On the way home from school, Indy asked about King Henry, and I said there had been several of them, from about 1200 to about 1550 (I was wrong, they started in 1100, but close enough). I said Henry VIII was the last one, and that after him his son Edward had been king, and then his daughter Mary had been queen, and then finally his daughter Elizabeth had been queen for a long time, and she’d never married or had any children.
Why not, queried my child, and I said well, she wanted to be queen, and back then if she’d gotten married her husband would have been considered more important than she was.
Indy, baffled, said, “What?! But she was QUEEN!”
I said yep, but back then, and even still in a lot of ways now, people considered men to be more important than women (Indy gaped disbelievingly), so if she’d gotten married, people would have thought her husband was more important, and listened to him instead of her, and she didn’t want that. I said she’d considered getting married a lot of times, and had pretended she might to build political alliances–
“Oh *no*! That wasn’t nice!”
“Oh,” I said airily, “no, that happened a lot. Most of the time people, especially kings and queens and other nobility, didn’t get married for love. They got married because it would give them more land or more money.”
“So they would share,” Indy said, satisfied.
“Well, no,” I said, “see, if I had a lot of land, and I’d gotten married back then, my land would all become my husband’s. Women were basically owned by their husbands.”
By this time Indy was horrified. “*SLAVERY*!?”
“Yeah, pretty much,” I said.
Indy, completely horrified: “BUT THAT’S *WRONG*!!!! Mommy, I’m going to say this, and you might not like it, but *people weren’t very nice back then*!”
I agreed that they weren’t, and that things were somewhat better now, and that we all had to keep working until everybody believed men and women were equal.

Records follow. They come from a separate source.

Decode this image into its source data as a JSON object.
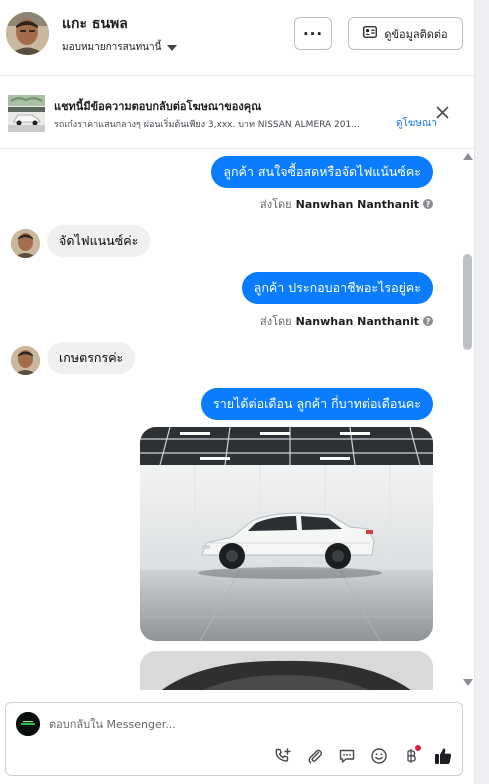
{
  "header": {
    "contact_name": "แกะ ธนพล",
    "assign_label": "มอบหมายการสนทนานี้",
    "more_label": "···",
    "contact_info_label": "ดูข้อมูลติดต่อ"
  },
  "ad_banner": {
    "title": "แชทนี้มีข้อความตอบกลับต่อโฆษณาของคุณ",
    "subtitle": "รถเก๋งราคาแสนกลางๆ ผ่อนเริ่มต้นเพียง 3,xxx. บาท NISSAN ALMERA 201...",
    "view_ad_label": "ดูโฆษณา"
  },
  "messages": [
    {
      "direction": "out",
      "text": "ลูกค้า สนใจซื้อสดหรือจัดไฟแน้นซ์คะ"
    },
    {
      "type": "sender",
      "prefix": "ส่งโดย",
      "name": "Nanwhan Nanthanit"
    },
    {
      "direction": "in",
      "text": "จัดไฟแนนซ์ค่ะ"
    },
    {
      "direction": "out",
      "text": "ลูกค้า ประกอบอาชีพอะไรอยู่คะ"
    },
    {
      "type": "sender",
      "prefix": "ส่งโดย",
      "name": "Nanwhan Nanthanit"
    },
    {
      "direction": "in",
      "text": "เกษตรกรค่ะ"
    },
    {
      "direction": "out",
      "text": "รายได้ต่อเดือน  ลูกค้า กี่บาทต่อเดือนคะ"
    }
  ],
  "composer": {
    "placeholder": "ตอบกลับใน Messenger..."
  },
  "icons": {
    "call": "phone-plus-icon",
    "attach": "paperclip-icon",
    "quick_reply": "chat-bubble-icon",
    "emoji": "smiley-icon",
    "payment": "baht-icon",
    "like": "thumbs-up-icon"
  },
  "colors": {
    "outgoing_bubble": "#0a7cff",
    "incoming_bubble": "#f0f0f0",
    "link": "#1b74e4",
    "like": "#1c1e21",
    "notify_dot": "#e41e3f"
  }
}
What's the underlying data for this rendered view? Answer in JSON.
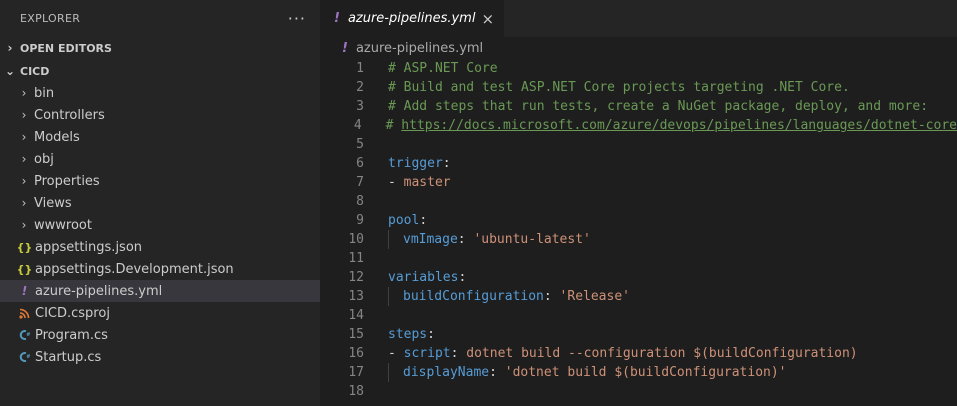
{
  "explorer": {
    "title": "EXPLORER",
    "more": "···",
    "open_editors": "OPEN EDITORS",
    "project": "CICD",
    "folders": [
      "bin",
      "Controllers",
      "Models",
      "obj",
      "Properties",
      "Views",
      "wwwroot"
    ],
    "files": [
      {
        "icon": "{}",
        "name": "appsettings.json"
      },
      {
        "icon": "{}",
        "name": "appsettings.Development.json"
      },
      {
        "icon": "!",
        "name": "azure-pipelines.yml"
      },
      {
        "icon": "rss",
        "name": "CICD.csproj"
      },
      {
        "icon": "C#",
        "name": "Program.cs"
      },
      {
        "icon": "C#",
        "name": "Startup.cs"
      }
    ]
  },
  "tab": {
    "icon": "!",
    "label": "azure-pipelines.yml",
    "close": "×"
  },
  "breadcrumb": {
    "icon": "!",
    "label": "azure-pipelines.yml"
  },
  "code": {
    "line_numbers": [
      "1",
      "2",
      "3",
      "4",
      "5",
      "6",
      "7",
      "8",
      "9",
      "10",
      "11",
      "12",
      "13",
      "14",
      "15",
      "16",
      "17",
      "18"
    ],
    "l1": "# ASP.NET Core",
    "l2": "# Build and test ASP.NET Core projects targeting .NET Core.",
    "l3": "# Add steps that run tests, create a NuGet package, deploy, and more:",
    "l4_hash": "# ",
    "l4_link": "https://docs.microsoft.com/azure/devops/pipelines/languages/dotnet-core",
    "trigger_key": "trigger",
    "colon": ":",
    "dash": "- ",
    "trigger_val": "master",
    "pool_key": "pool",
    "vmimage_key": "vmImage",
    "vmimage_val": "'ubuntu-latest'",
    "variables_key": "variables",
    "buildconf_key": "buildConfiguration",
    "buildconf_val": "'Release'",
    "steps_key": "steps",
    "script_key": "script",
    "script_val": "dotnet build --configuration $(buildConfiguration)",
    "displayname_key": "displayName",
    "displayname_val": "'dotnet build $(buildConfiguration)'"
  }
}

And then we talked about Victoria and Elizabeth II and then we were home. :)